PROBLEM DESCRIPTION: Please print every record exactly as it stands, leaving out the pictures.

---

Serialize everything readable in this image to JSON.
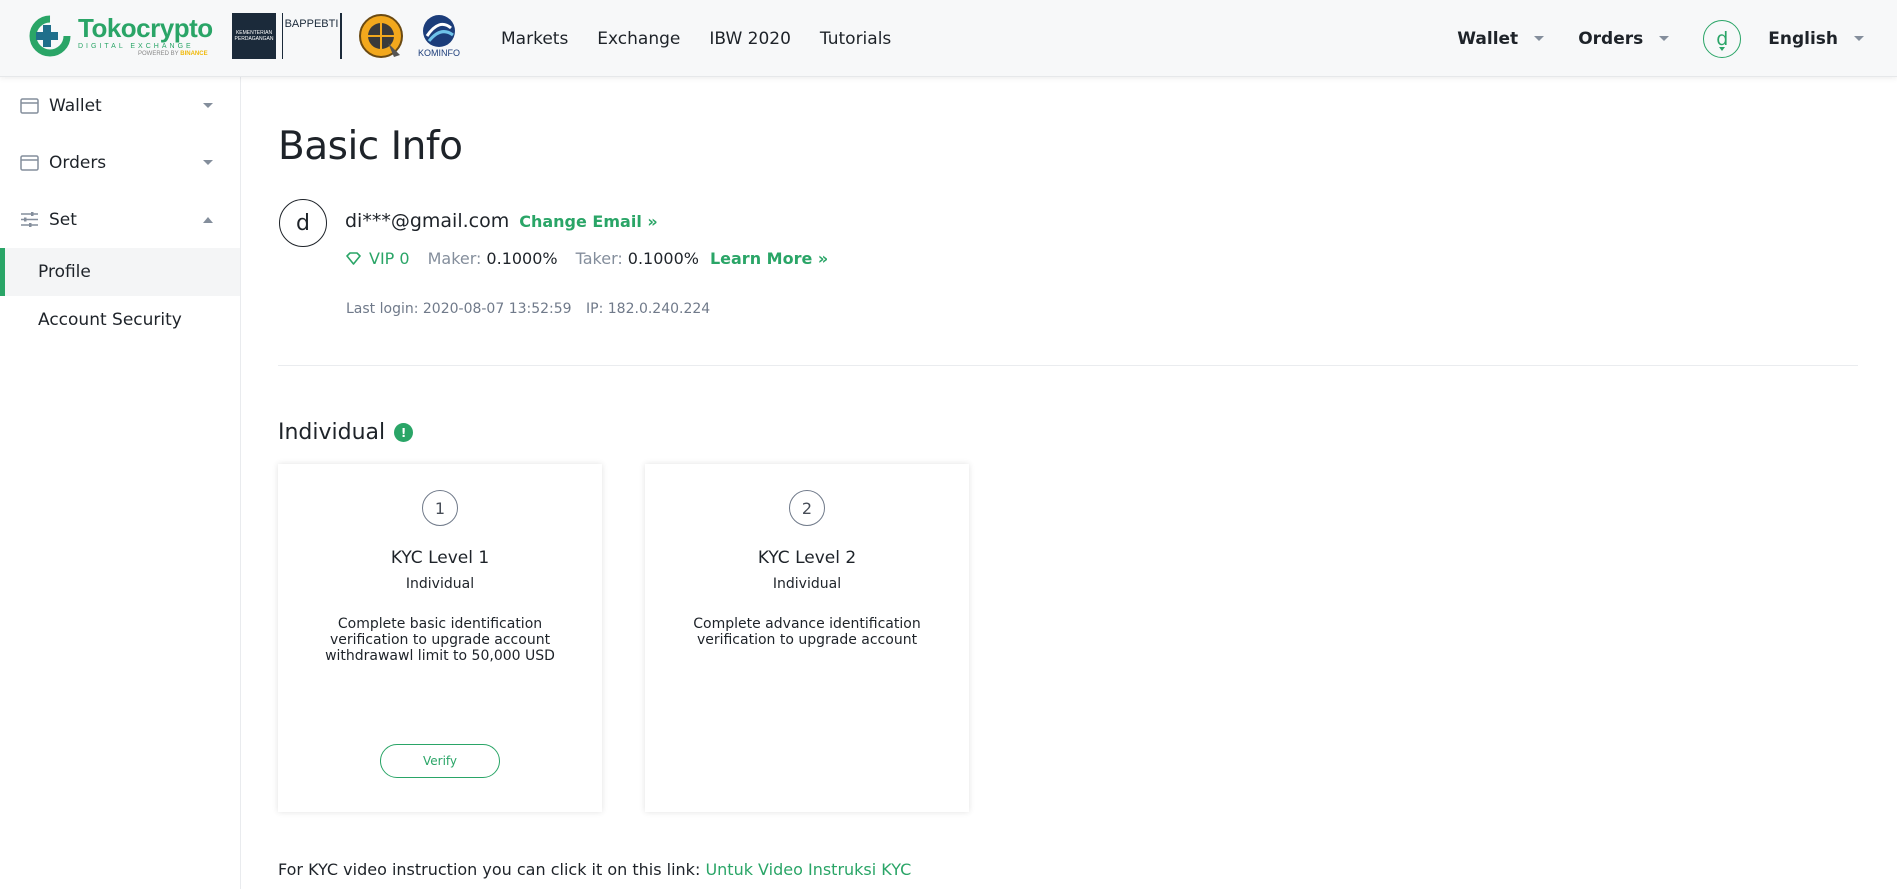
{
  "header": {
    "logo": {
      "title": "Tokocrypto",
      "subtitle": "DIGITAL EXCHANGE",
      "powered_by": "POWERED BY",
      "powered_brand": "BINANCE"
    },
    "partners": {
      "bappebti": "BAPPEBTI",
      "kemendag": "KEMENTERIAN PERDAGANGAN",
      "kominfo": "KOMINFO"
    },
    "nav": [
      "Markets",
      "Exchange",
      "IBW 2020",
      "Tutorials"
    ],
    "right": {
      "wallet": "Wallet",
      "orders": "Orders",
      "avatar_initial": "d",
      "language": "English"
    }
  },
  "sidebar": {
    "wallet": "Wallet",
    "orders": "Orders",
    "set": "Set",
    "profile": "Profile",
    "account_security": "Account Security"
  },
  "main": {
    "title": "Basic Info",
    "avatar_initial": "d",
    "email": "di***@gmail.com",
    "change_email": "Change Email »",
    "vip": "VIP 0",
    "maker_label": "Maker:",
    "maker_value": "0.1000%",
    "taker_label": "Taker:",
    "taker_value": "0.1000%",
    "learn_more": "Learn More »",
    "last_login": "Last login: 2020-08-07 13:52:59",
    "ip": "IP: 182.0.240.224",
    "section_title": "Individual",
    "kyc": [
      {
        "step": "1",
        "name": "KYC Level 1",
        "type": "Individual",
        "description": "Complete basic identification verification to upgrade account withdrawawl limit to 50,000 USD",
        "button": "Verify"
      },
      {
        "step": "2",
        "name": "KYC Level 2",
        "type": "Individual",
        "description": "Complete advance identification verification to upgrade account"
      }
    ],
    "video_text": "For KYC video instruction you can click it on this link:",
    "video_link": "Untuk Video Instruksi KYC"
  },
  "colors": {
    "accent": "#2aa567",
    "text": "#1e2329",
    "muted": "#848e9c"
  }
}
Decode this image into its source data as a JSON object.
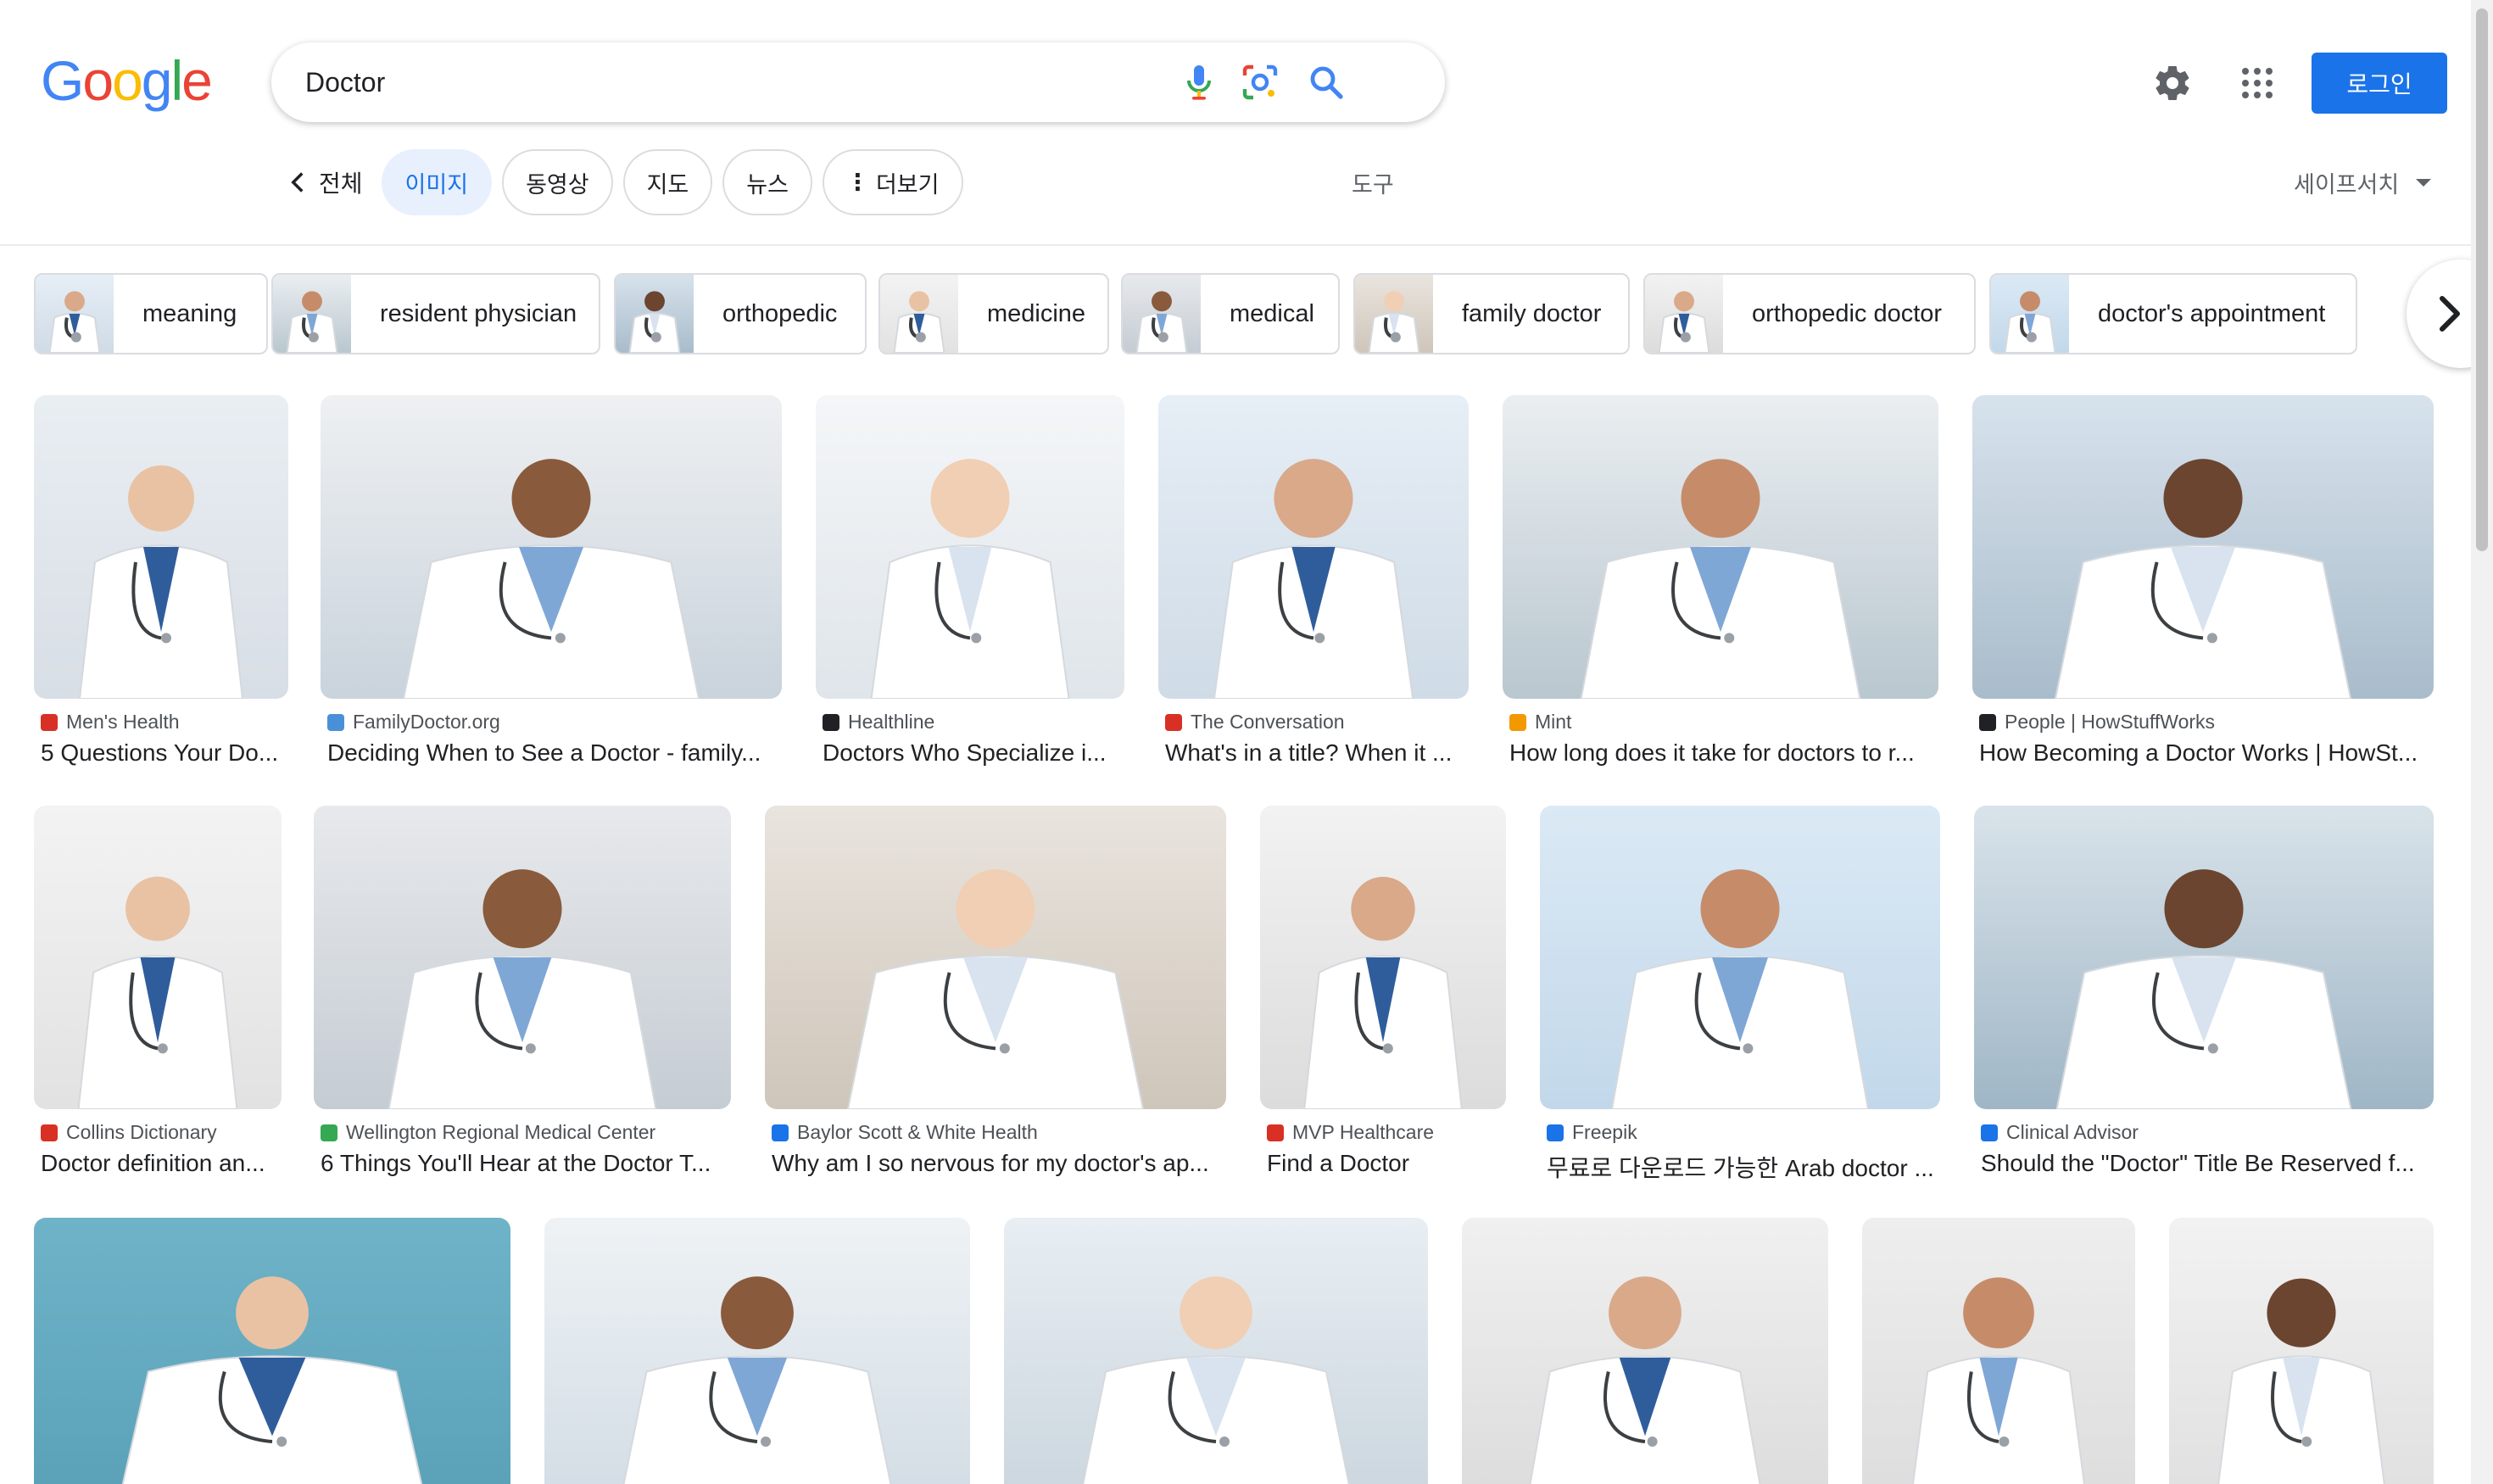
{
  "logo": [
    "G",
    "o",
    "o",
    "g",
    "l",
    "e"
  ],
  "logo_colors": [
    "#4285F4",
    "#EA4335",
    "#FBBC05",
    "#4285F4",
    "#34A853",
    "#EA4335"
  ],
  "search": {
    "value": "Doctor",
    "voice_icon": "mic-icon",
    "lens_icon": "lens-icon",
    "search_icon": "search-icon"
  },
  "header": {
    "settings_icon": "gear-icon",
    "apps_icon": "apps-grid-icon",
    "login_label": "로그인"
  },
  "tabs": {
    "back_label": "전체",
    "items": [
      "이미지",
      "동영상",
      "지도",
      "뉴스",
      "더보기"
    ],
    "tools": "도구",
    "safesearch": "세이프서치"
  },
  "related": [
    "meaning",
    "resident physician",
    "orthopedic",
    "medicine",
    "medical",
    "family doctor",
    "orthopedic doctor",
    "doctor's appointment"
  ],
  "results": [
    {
      "source": "Men's Health",
      "title": "5 Questions Your Do...",
      "fav": "#d93025"
    },
    {
      "source": "FamilyDoctor.org",
      "title": "Deciding When to See a Doctor - family...",
      "fav": "#4a90d9"
    },
    {
      "source": "Healthline",
      "title": "Doctors Who Specialize i...",
      "fav": "#202124"
    },
    {
      "source": "The Conversation",
      "title": "What's in a title? When it ...",
      "fav": "#d93025"
    },
    {
      "source": "Mint",
      "title": "How long does it take for doctors to r...",
      "fav": "#f29900"
    },
    {
      "source": "People | HowStuffWorks",
      "title": "How Becoming a Doctor Works | HowSt...",
      "fav": "#202124"
    },
    {
      "source": "Collins Dictionary",
      "title": "Doctor definition an...",
      "fav": "#d93025"
    },
    {
      "source": "Wellington Regional Medical Center",
      "title": "6 Things You'll Hear at the Doctor T...",
      "fav": "#34a853"
    },
    {
      "source": "Baylor Scott & White Health",
      "title": "Why am I so nervous for my doctor's ap...",
      "fav": "#1a73e8"
    },
    {
      "source": "MVP Healthcare",
      "title": "Find a Doctor",
      "fav": "#d93025"
    },
    {
      "source": "Freepik",
      "title": "무료로 다운로드 가능한 Arab doctor ...",
      "fav": "#1a73e8"
    },
    {
      "source": "Clinical Advisor",
      "title": "Should the \"Doctor\" Title Be Reserved f...",
      "fav": "#1a73e8"
    },
    {
      "source": "",
      "title": "",
      "fav": ""
    },
    {
      "source": "",
      "title": "",
      "fav": ""
    },
    {
      "source": "",
      "title": "",
      "fav": ""
    },
    {
      "source": "",
      "title": "",
      "fav": ""
    },
    {
      "source": "",
      "title": "",
      "fav": ""
    },
    {
      "source": "",
      "title": "",
      "fav": ""
    }
  ],
  "colors": {
    "accent": "#1a73e8",
    "tab_active_bg": "#e8f0fe"
  }
}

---

RESPONSE AREA:
Serialize everything readable in this image to JSON.
{
  "header": {
    "logo": {
      "title": "Tokocrypto",
      "subtitle": "DIGITAL EXCHANGE",
      "powered_by": "POWERED BY",
      "powered_brand": "BINANCE"
    },
    "partners": {
      "bappebti": "BAPPEBTI",
      "kemendag": "KEMENTERIAN PERDAGANGAN",
      "kominfo": "KOMINFO"
    },
    "nav": [
      "Markets",
      "Exchange",
      "IBW 2020",
      "Tutorials"
    ],
    "right": {
      "wallet": "Wallet",
      "orders": "Orders",
      "avatar_initial": "d",
      "language": "English"
    }
  },
  "sidebar": {
    "wallet": "Wallet",
    "orders": "Orders",
    "set": "Set",
    "profile": "Profile",
    "account_security": "Account Security"
  },
  "main": {
    "title": "Basic Info",
    "avatar_initial": "d",
    "email": "di***@gmail.com",
    "change_email": "Change Email »",
    "vip": "VIP 0",
    "maker_label": "Maker:",
    "maker_value": "0.1000%",
    "taker_label": "Taker:",
    "taker_value": "0.1000%",
    "learn_more": "Learn More »",
    "last_login": "Last login: 2020-08-07 13:52:59",
    "ip": "IP: 182.0.240.224",
    "section_title": "Individual",
    "kyc": [
      {
        "step": "1",
        "name": "KYC Level 1",
        "type": "Individual",
        "description": "Complete basic identification verification to upgrade account withdrawawl limit to 50,000 USD",
        "button": "Verify"
      },
      {
        "step": "2",
        "name": "KYC Level 2",
        "type": "Individual",
        "description": "Complete advance identification verification to upgrade account"
      }
    ],
    "video_text": "For KYC video instruction you can click it on this link:",
    "video_link": "Untuk Video Instruksi KYC"
  },
  "colors": {
    "accent": "#2aa567",
    "text": "#1e2329",
    "muted": "#848e9c"
  }
}
Decode this image into its source data as a JSON object.
{
  "logo": [
    "G",
    "o",
    "o",
    "g",
    "l",
    "e"
  ],
  "logo_colors": [
    "#4285F4",
    "#EA4335",
    "#FBBC05",
    "#4285F4",
    "#34A853",
    "#EA4335"
  ],
  "search": {
    "value": "Doctor",
    "voice_icon": "mic-icon",
    "lens_icon": "lens-icon",
    "search_icon": "search-icon"
  },
  "header": {
    "settings_icon": "gear-icon",
    "apps_icon": "apps-grid-icon",
    "login_label": "로그인"
  },
  "tabs": {
    "back_label": "전체",
    "items": [
      "이미지",
      "동영상",
      "지도",
      "뉴스",
      "더보기"
    ],
    "tools": "도구",
    "safesearch": "세이프서치"
  },
  "related": [
    "meaning",
    "resident physician",
    "orthopedic",
    "medicine",
    "medical",
    "family doctor",
    "orthopedic doctor",
    "doctor's appointment"
  ],
  "results": [
    {
      "source": "Men's Health",
      "title": "5 Questions Your Do...",
      "fav": "#d93025"
    },
    {
      "source": "FamilyDoctor.org",
      "title": "Deciding When to See a Doctor - family...",
      "fav": "#4a90d9"
    },
    {
      "source": "Healthline",
      "title": "Doctors Who Specialize i...",
      "fav": "#202124"
    },
    {
      "source": "The Conversation",
      "title": "What's in a title? When it ...",
      "fav": "#d93025"
    },
    {
      "source": "Mint",
      "title": "How long does it take for doctors to r...",
      "fav": "#f29900"
    },
    {
      "source": "People | HowStuffWorks",
      "title": "How Becoming a Doctor Works | HowSt...",
      "fav": "#202124"
    },
    {
      "source": "Collins Dictionary",
      "title": "Doctor definition an...",
      "fav": "#d93025"
    },
    {
      "source": "Wellington Regional Medical Center",
      "title": "6 Things You'll Hear at the Doctor T...",
      "fav": "#34a853"
    },
    {
      "source": "Baylor Scott & White Health",
      "title": "Why am I so nervous for my doctor's ap...",
      "fav": "#1a73e8"
    },
    {
      "source": "MVP Healthcare",
      "title": "Find a Doctor",
      "fav": "#d93025"
    },
    {
      "source": "Freepik",
      "title": "무료로 다운로드 가능한 Arab doctor ...",
      "fav": "#1a73e8"
    },
    {
      "source": "Clinical Advisor",
      "title": "Should the \"Doctor\" Title Be Reserved f...",
      "fav": "#1a73e8"
    },
    {
      "source": "",
      "title": "",
      "fav": ""
    },
    {
      "source": "",
      "title": "",
      "fav": ""
    },
    {
      "source": "",
      "title": "",
      "fav": ""
    },
    {
      "source": "",
      "title": "",
      "fav": ""
    },
    {
      "source": "",
      "title": "",
      "fav": ""
    },
    {
      "source": "",
      "title": "",
      "fav": ""
    }
  ],
  "colors": {
    "accent": "#1a73e8",
    "tab_active_bg": "#e8f0fe"
  }
}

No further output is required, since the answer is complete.